* [What the task asks]: Your answer should be one number, namely how many lines in the listing below include the word "screenshot".

* [Records for this exercise]:
== Segment start ==

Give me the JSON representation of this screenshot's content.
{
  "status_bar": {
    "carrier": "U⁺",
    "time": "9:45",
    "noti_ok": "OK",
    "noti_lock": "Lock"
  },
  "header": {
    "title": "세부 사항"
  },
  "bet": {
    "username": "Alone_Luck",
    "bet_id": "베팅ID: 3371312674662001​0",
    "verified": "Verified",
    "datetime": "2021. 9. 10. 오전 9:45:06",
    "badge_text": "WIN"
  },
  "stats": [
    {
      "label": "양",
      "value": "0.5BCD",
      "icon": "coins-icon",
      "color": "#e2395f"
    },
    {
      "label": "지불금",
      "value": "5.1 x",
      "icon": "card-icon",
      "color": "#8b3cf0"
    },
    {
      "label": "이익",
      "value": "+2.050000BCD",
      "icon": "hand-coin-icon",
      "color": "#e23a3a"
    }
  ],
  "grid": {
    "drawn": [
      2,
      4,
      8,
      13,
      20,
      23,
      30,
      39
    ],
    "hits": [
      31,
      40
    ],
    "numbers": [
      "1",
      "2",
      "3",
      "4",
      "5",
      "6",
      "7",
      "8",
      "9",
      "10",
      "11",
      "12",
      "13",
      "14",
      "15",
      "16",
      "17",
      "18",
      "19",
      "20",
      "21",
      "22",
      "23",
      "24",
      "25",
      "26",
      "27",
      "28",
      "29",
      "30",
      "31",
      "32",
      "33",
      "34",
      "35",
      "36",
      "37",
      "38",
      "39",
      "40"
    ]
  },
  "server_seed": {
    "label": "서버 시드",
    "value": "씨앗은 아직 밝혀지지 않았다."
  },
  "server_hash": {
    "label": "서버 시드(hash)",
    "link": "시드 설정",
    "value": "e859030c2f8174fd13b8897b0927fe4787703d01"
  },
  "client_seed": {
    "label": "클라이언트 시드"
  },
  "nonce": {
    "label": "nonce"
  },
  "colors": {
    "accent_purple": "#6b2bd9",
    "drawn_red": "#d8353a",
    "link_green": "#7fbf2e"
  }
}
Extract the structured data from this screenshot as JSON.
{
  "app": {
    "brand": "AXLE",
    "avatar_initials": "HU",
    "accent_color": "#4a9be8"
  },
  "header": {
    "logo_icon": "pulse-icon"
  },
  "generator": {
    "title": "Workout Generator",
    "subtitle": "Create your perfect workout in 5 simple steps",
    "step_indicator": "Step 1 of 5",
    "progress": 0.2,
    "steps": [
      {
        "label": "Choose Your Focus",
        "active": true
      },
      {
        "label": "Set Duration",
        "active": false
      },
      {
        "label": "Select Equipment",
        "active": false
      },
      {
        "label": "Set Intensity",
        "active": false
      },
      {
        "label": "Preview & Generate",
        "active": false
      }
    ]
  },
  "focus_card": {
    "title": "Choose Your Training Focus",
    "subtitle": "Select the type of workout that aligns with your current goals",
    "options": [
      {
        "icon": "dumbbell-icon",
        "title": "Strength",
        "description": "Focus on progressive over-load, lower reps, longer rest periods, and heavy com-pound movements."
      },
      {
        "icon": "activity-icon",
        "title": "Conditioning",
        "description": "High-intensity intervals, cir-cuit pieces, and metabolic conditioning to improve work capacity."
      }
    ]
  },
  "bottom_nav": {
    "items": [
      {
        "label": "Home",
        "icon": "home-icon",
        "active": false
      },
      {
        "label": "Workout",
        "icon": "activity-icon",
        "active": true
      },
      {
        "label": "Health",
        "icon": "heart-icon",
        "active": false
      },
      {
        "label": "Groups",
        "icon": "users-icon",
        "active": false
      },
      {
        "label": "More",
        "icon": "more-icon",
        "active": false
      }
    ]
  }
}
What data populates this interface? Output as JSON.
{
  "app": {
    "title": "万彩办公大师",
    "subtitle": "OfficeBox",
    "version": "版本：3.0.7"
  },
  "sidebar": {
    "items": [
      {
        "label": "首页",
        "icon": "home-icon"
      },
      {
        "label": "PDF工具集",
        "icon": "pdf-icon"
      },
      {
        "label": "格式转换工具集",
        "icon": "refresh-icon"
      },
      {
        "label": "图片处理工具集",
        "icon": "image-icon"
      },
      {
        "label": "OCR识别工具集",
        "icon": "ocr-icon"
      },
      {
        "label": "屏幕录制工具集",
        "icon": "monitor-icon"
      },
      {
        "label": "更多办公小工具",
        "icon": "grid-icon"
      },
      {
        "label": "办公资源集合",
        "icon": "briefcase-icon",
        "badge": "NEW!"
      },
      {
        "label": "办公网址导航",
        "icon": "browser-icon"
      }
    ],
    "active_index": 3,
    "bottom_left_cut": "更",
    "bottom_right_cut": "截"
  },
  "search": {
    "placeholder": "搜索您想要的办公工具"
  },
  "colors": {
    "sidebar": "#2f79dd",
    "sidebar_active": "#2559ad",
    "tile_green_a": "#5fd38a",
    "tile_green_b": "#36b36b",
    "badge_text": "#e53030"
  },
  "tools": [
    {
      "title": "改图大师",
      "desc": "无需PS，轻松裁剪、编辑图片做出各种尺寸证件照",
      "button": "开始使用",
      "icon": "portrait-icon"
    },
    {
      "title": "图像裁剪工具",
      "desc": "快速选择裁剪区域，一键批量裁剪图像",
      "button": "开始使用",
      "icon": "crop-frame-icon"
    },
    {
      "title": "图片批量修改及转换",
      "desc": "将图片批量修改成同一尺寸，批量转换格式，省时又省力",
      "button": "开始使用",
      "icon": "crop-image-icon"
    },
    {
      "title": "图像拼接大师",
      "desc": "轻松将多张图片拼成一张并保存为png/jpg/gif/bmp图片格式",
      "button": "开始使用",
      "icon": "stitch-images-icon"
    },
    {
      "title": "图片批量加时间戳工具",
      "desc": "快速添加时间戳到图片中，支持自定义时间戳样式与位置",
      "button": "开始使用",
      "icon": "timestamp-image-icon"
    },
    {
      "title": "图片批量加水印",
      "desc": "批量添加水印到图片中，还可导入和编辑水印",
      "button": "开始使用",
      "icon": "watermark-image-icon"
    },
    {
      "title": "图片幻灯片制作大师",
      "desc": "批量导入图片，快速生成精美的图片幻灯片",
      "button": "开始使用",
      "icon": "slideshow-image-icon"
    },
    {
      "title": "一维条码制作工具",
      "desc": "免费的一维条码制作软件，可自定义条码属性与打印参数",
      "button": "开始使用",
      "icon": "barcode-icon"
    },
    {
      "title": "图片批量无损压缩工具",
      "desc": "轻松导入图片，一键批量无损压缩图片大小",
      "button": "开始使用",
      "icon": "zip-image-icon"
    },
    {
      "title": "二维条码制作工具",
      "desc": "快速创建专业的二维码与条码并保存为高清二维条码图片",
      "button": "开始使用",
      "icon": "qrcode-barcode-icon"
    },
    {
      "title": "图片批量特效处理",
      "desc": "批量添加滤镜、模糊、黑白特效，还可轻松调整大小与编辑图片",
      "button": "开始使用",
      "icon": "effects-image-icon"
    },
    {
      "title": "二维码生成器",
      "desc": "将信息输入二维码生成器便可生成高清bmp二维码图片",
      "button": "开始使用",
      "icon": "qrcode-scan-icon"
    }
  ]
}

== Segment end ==

* [Expected answer]: 2